by Grace Kelly on October 28, 2014 · 0 comments

According to a Yougov/CBS poll The DFL in Minnesota should not be doing as well electorally as it is doing. Note that we are listed in the chart below behind Wisconsin and Michigan in scoring on progressive issues. I think the explanation must be that the DFL does better campaigning. When I personally crunched the numbers given in the spreadsheet to compare Minnesota to an average of all the states, Minnesota did not stand out that much.


Yougov Poll Results


The good news in the governors race first:




Mark Dayton 47%
Jeff Johnson 39%




Mark Dayton 46%
Jeff Johnson 31%


Only 33% indicated that they could change their mind in this race.
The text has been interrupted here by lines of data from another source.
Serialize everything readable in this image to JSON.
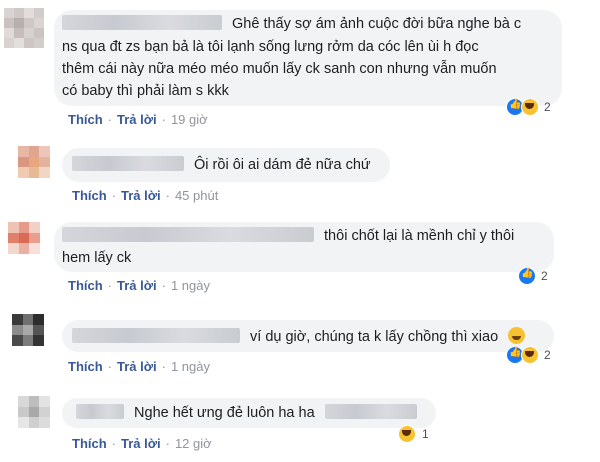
{
  "comments": [
    {
      "lines": [
        "Ghê thấy sợ ám ảnh cuộc đời bữa nghe bà c",
        "ns qua đt zs bạn bả là tôi lạnh sống lưng rởm da cóc lên ùi h đọc",
        "thêm cái này nữa méo méo muốn lấy ck sanh con nhưng vẫn muốn",
        "có baby thì phải làm s kkk"
      ],
      "like_label": "Thích",
      "reply_label": "Trả lời",
      "time": "19 giờ",
      "reaction_count": "2",
      "reaction_icons": [
        "like-icon",
        "haha-icon"
      ]
    },
    {
      "lines": [
        "Ôi rồi ôi ai dám đẻ nữa chứ"
      ],
      "like_label": "Thích",
      "reply_label": "Trả lời",
      "time": "45 phút"
    },
    {
      "lines": [
        "thôi chốt lại là mềnh chỉ y thôi",
        "hem lấy ck"
      ],
      "like_label": "Thích",
      "reply_label": "Trả lời",
      "time": "1 ngày",
      "reaction_count": "2",
      "reaction_icons": [
        "like-icon"
      ]
    },
    {
      "lines": [
        "ví dụ giờ, chúng ta k lấy chồng thì xiao"
      ],
      "like_label": "Thích",
      "reply_label": "Trả lời",
      "time": "1 ngày",
      "reaction_count": "2",
      "reaction_icons": [
        "like-icon",
        "haha-icon"
      ]
    },
    {
      "lines": [
        "Nghe hết ưng đẻ luôn ha ha"
      ],
      "like_label": "Thích",
      "reply_label": "Trả lời",
      "time": "12 giờ",
      "reaction_count": "1",
      "reaction_icons": [
        "haha-icon"
      ]
    }
  ],
  "colors": {
    "bubble": "#f2f3f5",
    "link": "#385898",
    "meta": "#90949c",
    "like": "#1877f2",
    "haha": "#f7c232"
  }
}
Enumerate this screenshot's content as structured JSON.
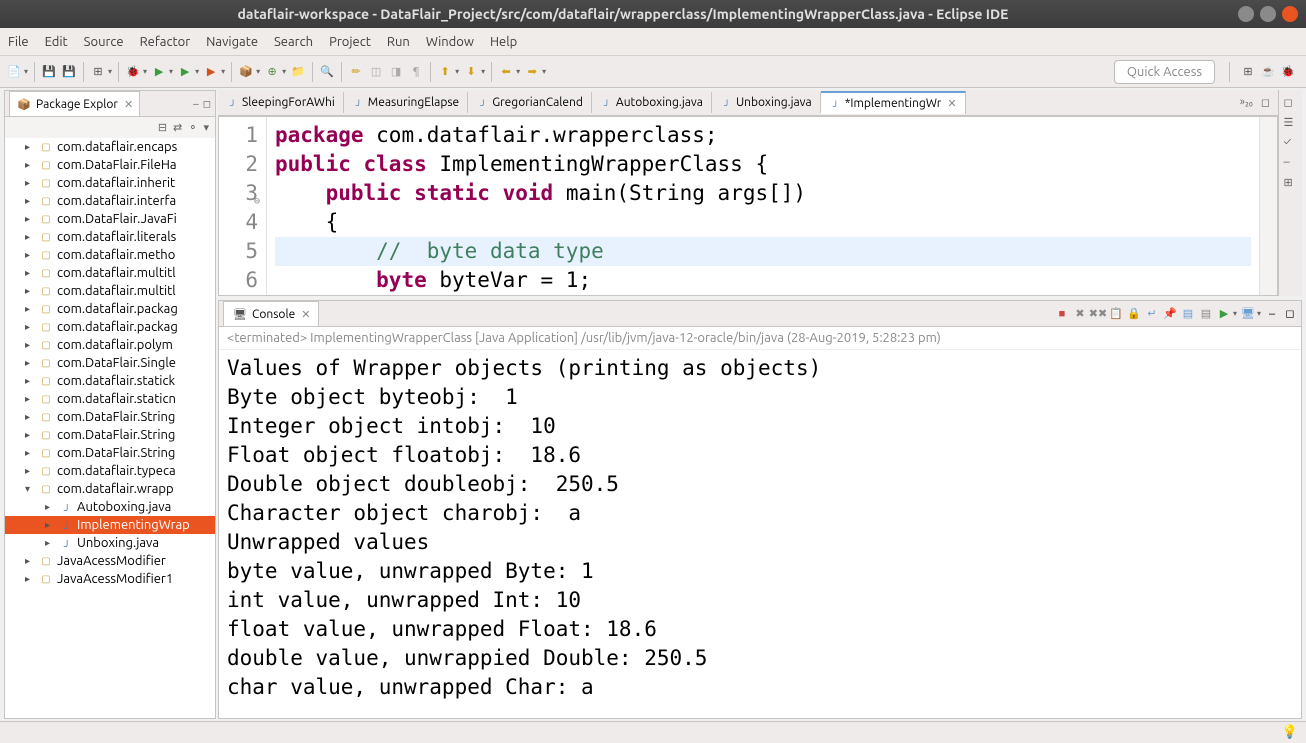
{
  "titlebar": {
    "title": "dataflair-workspace - DataFlair_Project/src/com/dataflair/wrapperclass/ImplementingWrapperClass.java - Eclipse IDE"
  },
  "menubar": [
    "File",
    "Edit",
    "Source",
    "Refactor",
    "Navigate",
    "Search",
    "Project",
    "Run",
    "Window",
    "Help"
  ],
  "quick_access": "Quick Access",
  "package_explorer": {
    "title": "Package Explor",
    "items": [
      {
        "label": "com.dataflair.encaps",
        "level": 1,
        "expanded": false,
        "type": "pkg"
      },
      {
        "label": "com.DataFlair.FileHa",
        "level": 1,
        "expanded": false,
        "type": "pkg"
      },
      {
        "label": "com.dataflair.inherit",
        "level": 1,
        "expanded": false,
        "type": "pkg"
      },
      {
        "label": "com.dataflair.interfa",
        "level": 1,
        "expanded": false,
        "type": "pkg"
      },
      {
        "label": "com.DataFlair.JavaFi",
        "level": 1,
        "expanded": false,
        "type": "pkg"
      },
      {
        "label": "com.dataflair.literals",
        "level": 1,
        "expanded": false,
        "type": "pkg"
      },
      {
        "label": "com.dataflair.metho",
        "level": 1,
        "expanded": false,
        "type": "pkg"
      },
      {
        "label": "com.dataflair.multitl",
        "level": 1,
        "expanded": false,
        "type": "pkg"
      },
      {
        "label": "com.dataflair.multitl",
        "level": 1,
        "expanded": false,
        "type": "pkg"
      },
      {
        "label": "com.dataflair.packag",
        "level": 1,
        "expanded": false,
        "type": "pkg"
      },
      {
        "label": "com.dataflair.packag",
        "level": 1,
        "expanded": false,
        "type": "pkg"
      },
      {
        "label": "com.dataflair.polym",
        "level": 1,
        "expanded": false,
        "type": "pkg"
      },
      {
        "label": "com.DataFlair.Single",
        "level": 1,
        "expanded": false,
        "type": "pkg"
      },
      {
        "label": "com.dataflair.statick",
        "level": 1,
        "expanded": false,
        "type": "pkg"
      },
      {
        "label": "com.dataflair.staticn",
        "level": 1,
        "expanded": false,
        "type": "pkg"
      },
      {
        "label": "com.DataFlair.String",
        "level": 1,
        "expanded": false,
        "type": "pkg"
      },
      {
        "label": "com.DataFlair.String",
        "level": 1,
        "expanded": false,
        "type": "pkg"
      },
      {
        "label": "com.DataFlair.String",
        "level": 1,
        "expanded": false,
        "type": "pkg"
      },
      {
        "label": "com.dataflair.typeca",
        "level": 1,
        "expanded": false,
        "type": "pkg"
      },
      {
        "label": "com.dataflair.wrapp",
        "level": 1,
        "expanded": true,
        "type": "pkg"
      },
      {
        "label": "Autoboxing.java",
        "level": 2,
        "expanded": false,
        "type": "java"
      },
      {
        "label": "ImplementingWrap",
        "level": 2,
        "expanded": false,
        "type": "java",
        "selected": true
      },
      {
        "label": "Unboxing.java",
        "level": 2,
        "expanded": false,
        "type": "java"
      },
      {
        "label": "JavaAcessModifier",
        "level": 1,
        "expanded": false,
        "type": "java-pkg"
      },
      {
        "label": "JavaAcessModifier1",
        "level": 1,
        "expanded": false,
        "type": "java-pkg"
      }
    ]
  },
  "editor_tabs": [
    {
      "label": "SleepingForAWhi",
      "active": false
    },
    {
      "label": "MeasuringElapse",
      "active": false
    },
    {
      "label": "GregorianCalend",
      "active": false
    },
    {
      "label": "Autoboxing.java",
      "active": false
    },
    {
      "label": "Unboxing.java",
      "active": false
    },
    {
      "label": "*ImplementingWr",
      "active": true
    }
  ],
  "tab_overflow": "»₂₀",
  "code_lines": [
    {
      "n": "1",
      "tokens": [
        {
          "t": "package",
          "c": "kw"
        },
        {
          "t": " com.dataflair.wrapperclass;",
          "c": ""
        }
      ]
    },
    {
      "n": "2",
      "tokens": [
        {
          "t": "public",
          "c": "kw"
        },
        {
          "t": " ",
          "c": ""
        },
        {
          "t": "class",
          "c": "kw"
        },
        {
          "t": " ImplementingWrapperClass {",
          "c": ""
        }
      ]
    },
    {
      "n": "3",
      "tokens": [
        {
          "t": "    ",
          "c": ""
        },
        {
          "t": "public",
          "c": "kw"
        },
        {
          "t": " ",
          "c": ""
        },
        {
          "t": "static",
          "c": "kw"
        },
        {
          "t": " ",
          "c": ""
        },
        {
          "t": "void",
          "c": "kw"
        },
        {
          "t": " main(String args[])",
          "c": ""
        }
      ]
    },
    {
      "n": "4",
      "tokens": [
        {
          "t": "    {",
          "c": ""
        }
      ]
    },
    {
      "n": "5",
      "tokens": [
        {
          "t": "        ",
          "c": ""
        },
        {
          "t": "//  byte data type",
          "c": "cm"
        }
      ],
      "hl": true
    },
    {
      "n": "6",
      "tokens": [
        {
          "t": "        ",
          "c": ""
        },
        {
          "t": "byte",
          "c": "kw"
        },
        {
          "t": " byteVar = 1;",
          "c": ""
        }
      ]
    }
  ],
  "console": {
    "title": "Console",
    "status": "<terminated> ImplementingWrapperClass [Java Application] /usr/lib/jvm/java-12-oracle/bin/java (28-Aug-2019, 5:28:23 pm)",
    "output": "Values of Wrapper objects (printing as objects)\nByte object byteobj:  1\nInteger object intobj:  10\nFloat object floatobj:  18.6\nDouble object doubleobj:  250.5\nCharacter object charobj:  a\nUnwrapped values\nbyte value, unwrapped Byte: 1\nint value, unwrapped Int: 10\nfloat value, unwrapped Float: 18.6\ndouble value, unwrappied Double: 250.5\nchar value, unwrapped Char: a"
  }
}
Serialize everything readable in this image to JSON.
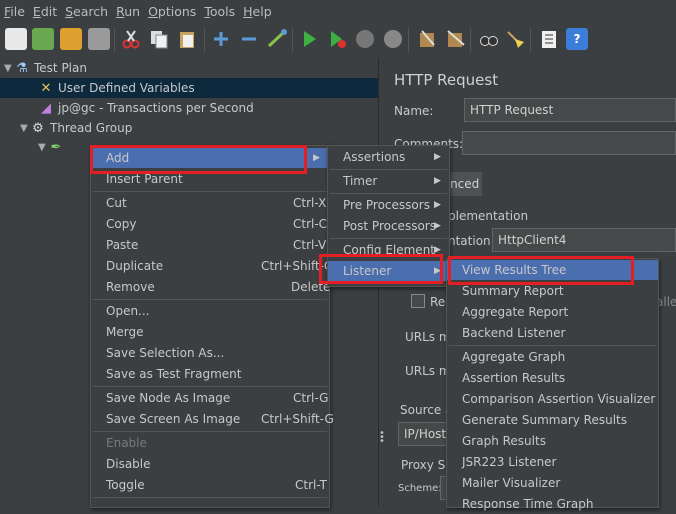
{
  "menubar": [
    {
      "u": "F",
      "rest": "ile"
    },
    {
      "u": "E",
      "rest": "dit"
    },
    {
      "u": "S",
      "rest": "earch"
    },
    {
      "u": "R",
      "rest": "un"
    },
    {
      "u": "O",
      "rest": "ptions"
    },
    {
      "u": "T",
      "rest": "ools"
    },
    {
      "u": "H",
      "rest": "elp"
    }
  ],
  "tree": {
    "test_plan": "Test Plan",
    "user_vars": "User Defined Variables",
    "tps": "jp@gc - Transactions per Second",
    "thread_group": "Thread Group"
  },
  "right": {
    "title": "HTTP Request",
    "name_label": "Name:",
    "name_value": "HTTP Request",
    "comments_label": "Comments:",
    "tab_advanced": "anced",
    "impl_label": "plementation",
    "impl_field_label": "ntation:",
    "impl_value": "HttpClient4",
    "cb_label": "Re",
    "parallel_label": "alle",
    "urls1": "URLs m",
    "urls2": "URLs m",
    "source_label": "Source a",
    "source_value": "IP/Host",
    "proxy_label": "Proxy Se",
    "scheme_label": "Scheme:"
  },
  "context_menu": {
    "add": "Add",
    "insert_parent": "Insert Parent",
    "cut": "Cut",
    "cut_sc": "Ctrl-X",
    "copy": "Copy",
    "copy_sc": "Ctrl-C",
    "paste": "Paste",
    "paste_sc": "Ctrl-V",
    "duplicate": "Duplicate",
    "duplicate_sc": "Ctrl+Shift-C",
    "remove": "Remove",
    "remove_sc": "Delete",
    "open": "Open...",
    "merge": "Merge",
    "save_selection": "Save Selection As...",
    "save_fragment": "Save as Test Fragment",
    "save_node_image": "Save Node As Image",
    "save_node_image_sc": "Ctrl-G",
    "save_screen_image": "Save Screen As Image",
    "save_screen_image_sc": "Ctrl+Shift-G",
    "enable": "Enable",
    "disable": "Disable",
    "toggle": "Toggle",
    "toggle_sc": "Ctrl-T"
  },
  "add_menu": {
    "assertions": "Assertions",
    "timer": "Timer",
    "pre_processors": "Pre Processors",
    "post_processors": "Post Processors",
    "config_element": "Config Element",
    "listener": "Listener"
  },
  "listener_menu": {
    "items_a": [
      "View Results Tree",
      "Summary Report",
      "Aggregate Report",
      "Backend Listener"
    ],
    "items_b": [
      "Aggregate Graph",
      "Assertion Results",
      "Comparison Assertion Visualizer",
      "Generate Summary Results",
      "Graph Results",
      "JSR223 Listener",
      "Mailer Visualizer",
      "Response Time Graph"
    ]
  },
  "colors": {
    "background": "#3c3f41",
    "highlight": "#4b6eaf",
    "annotation_red": "#e31e24",
    "selection": "#0d293e"
  }
}
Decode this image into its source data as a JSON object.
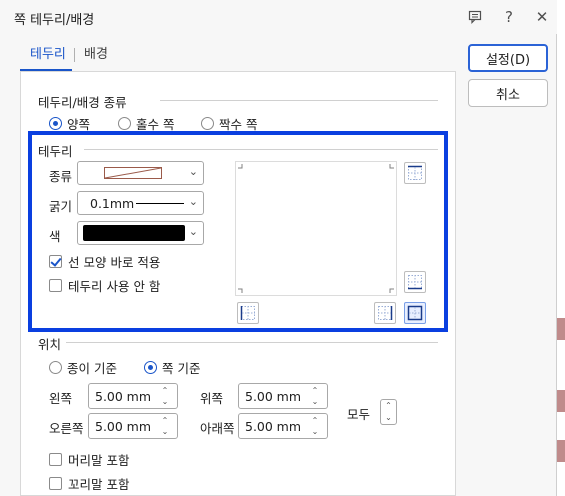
{
  "window": {
    "title": "쪽 테두리/배경"
  },
  "titlebar_icons": {
    "help": "?",
    "close": "✕"
  },
  "tabs": [
    {
      "label": "테두리",
      "active": true
    },
    {
      "label": "배경",
      "active": false
    }
  ],
  "buttons": {
    "ok": "설정(D)",
    "cancel": "취소"
  },
  "apply_group": {
    "title": "테두리/배경 종류",
    "options": [
      {
        "label": "양쪽",
        "selected": true
      },
      {
        "label": "홀수 쪽",
        "selected": false
      },
      {
        "label": "짝수 쪽",
        "selected": false
      }
    ]
  },
  "border_group": {
    "title": "테두리",
    "type_label": "종류",
    "width_label": "굵기",
    "width_value": "0.1mm",
    "color_label": "색",
    "color_value": "#000000",
    "apply_immediately": {
      "label": "선 모양 바로 적용",
      "checked": true
    },
    "no_border": {
      "label": "테두리 사용 안 함",
      "checked": false
    }
  },
  "position_group": {
    "title": "위치",
    "options": [
      {
        "label": "종이 기준",
        "selected": false
      },
      {
        "label": "쪽 기준",
        "selected": true
      }
    ],
    "left": {
      "label": "왼쪽",
      "value": "5.00",
      "unit": "mm"
    },
    "top": {
      "label": "위쪽",
      "value": "5.00",
      "unit": "mm"
    },
    "right": {
      "label": "오른쪽",
      "value": "5.00",
      "unit": "mm"
    },
    "bottom": {
      "label": "아래쪽",
      "value": "5.00",
      "unit": "mm"
    },
    "all_label": "모두",
    "include_header": {
      "label": "머리말 포함",
      "checked": false
    },
    "include_footer": {
      "label": "꼬리말 포함",
      "checked": false
    }
  },
  "colors": {
    "accent": "#1a55c9",
    "highlight_frame": "#0a3fe0"
  }
}
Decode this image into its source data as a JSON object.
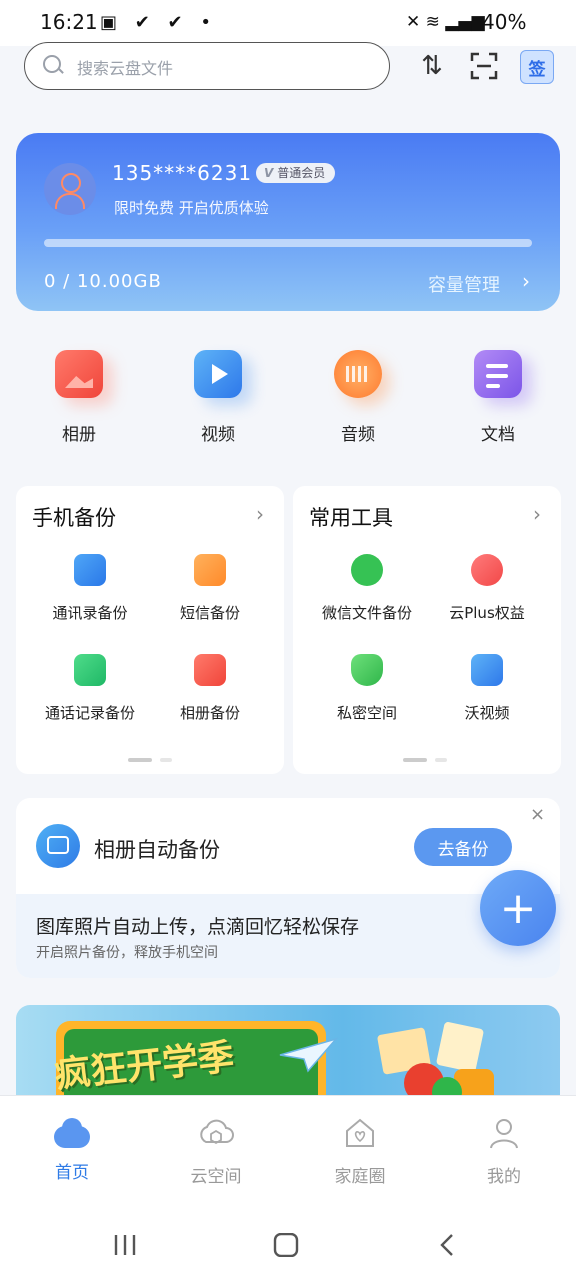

Of course, this race may be closer because getting Democrats to actually vote is always an issue. In my personal doorknocking experience, Dayton is seen favorably because the Minnesota/Wisconsin comparison is hitting home.


The good news in the senators race next:




Al Franken 47%
Mike McFadden 39%




Al Franken 49%
Mike McFadden 34%


According to the polling, the ads are favoring Al Franken. I especially like the ad where the the guy says look at the place behind me with no jobs. McFadden is getting stuck with being an outsourcing Republican.


More likely to vote for Al Franken 34%
More likely to vote for Mike McFadden 29%
No difference 37%


Strangely even though the Democrats lead, the generic preference is slightly Republican.


19. Which party would you like to see control Congress after the election?


Democrats 43%
Republicans 45%
Don’t care 12%


Issues are also queried in this poll. Only 13% of respondents believe in never having abortions which is good news. People believe that our state economy is better. 41% people oppose the Tea Party compared to the 19% who support them. 61% of people believe that economic system favors the wealthy. 49% want to kick out illegal immigrants. 49% of the people still just want to cut taxes while the rest while 40% most favor a mixture of raising taxes and cutting spending. 52% favor gay marriage.


This poll is weighted toward likely voters and does have more 3% more men that I would expect, so therefore any work that the DFL has done to encourage new voters may not be reflected in the results. This year 15% of voters expect to early vote or absentee vote which should help DFL results. This is the GOTV battleground year.